Your goal - Collect all lines from the records below that include the word "this".
Top of Extracted material
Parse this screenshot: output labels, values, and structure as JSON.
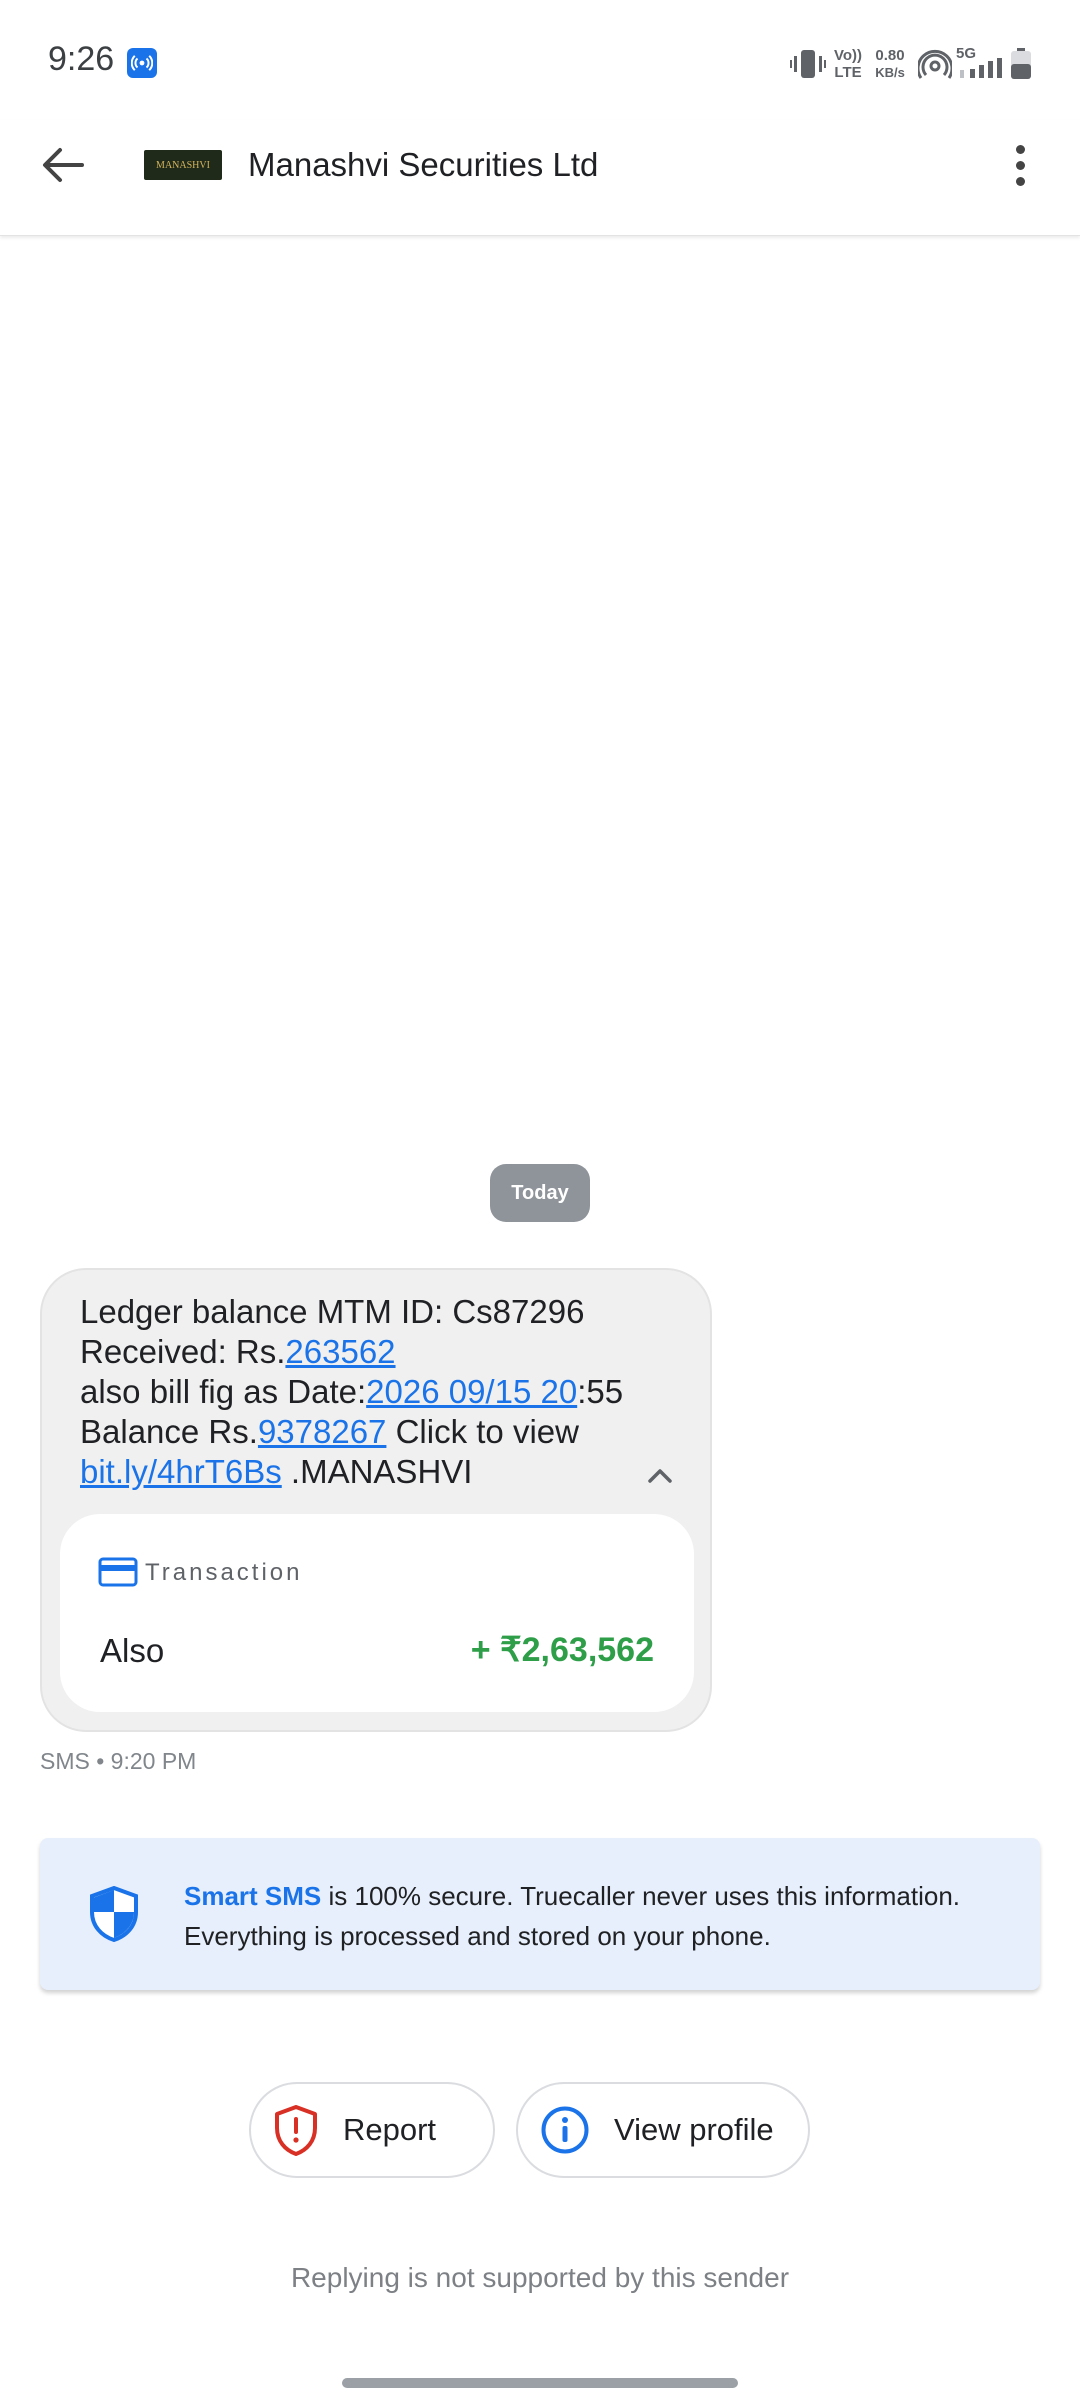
{
  "status_bar": {
    "time": "9:26",
    "volte_top": "Vo))",
    "volte_bottom": "LTE",
    "speed_value": "0.80",
    "speed_unit": "KB/s",
    "network": "5G",
    "icons": [
      "hotspot-icon",
      "vibrate-icon",
      "wifi-icon",
      "signal-icon",
      "battery-icon"
    ]
  },
  "header": {
    "logo_text": "MANASHVI",
    "title": "Manashvi Securities Ltd"
  },
  "date_separator": "Today",
  "message": {
    "line1": "Ledger balance MTM ID: Cs87296",
    "received_prefix": "Received: Rs.",
    "received_amount": "263562",
    "bill_prefix": "also bill fig as Date:",
    "bill_date_link": "2026 09/15 20",
    "bill_suffix": ":55",
    "balance_prefix": "Balance Rs.",
    "balance_amount": "9378267",
    "click_text": " Click to view",
    "url": "bit.ly/4hrT6Bs",
    "sender_tag": " .MANASHVI",
    "meta": "SMS • 9:20 PM"
  },
  "transaction_card": {
    "label": "Transaction",
    "description": "Also",
    "amount": "+ ₹2,63,562"
  },
  "info_banner": {
    "highlight": "Smart SMS",
    "text": " is 100% secure. Truecaller never uses this information. Everything is processed and stored on your phone."
  },
  "actions": {
    "report": "Report",
    "view_profile": "View profile"
  },
  "footer": "Replying is not supported by this sender",
  "colors": {
    "accent": "#1a73e8",
    "amount_green": "#2e9e49",
    "report_red": "#d93025",
    "banner_bg": "#e6effb"
  }
}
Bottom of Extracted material
Answer to the exercise -
Parse this screenshot: output labels, values, and structure as JSON.
    "text": " is 100% secure. Truecaller never uses this information. Everything is processed and stored on your phone."
  "footer": "Replying is not supported by this sender",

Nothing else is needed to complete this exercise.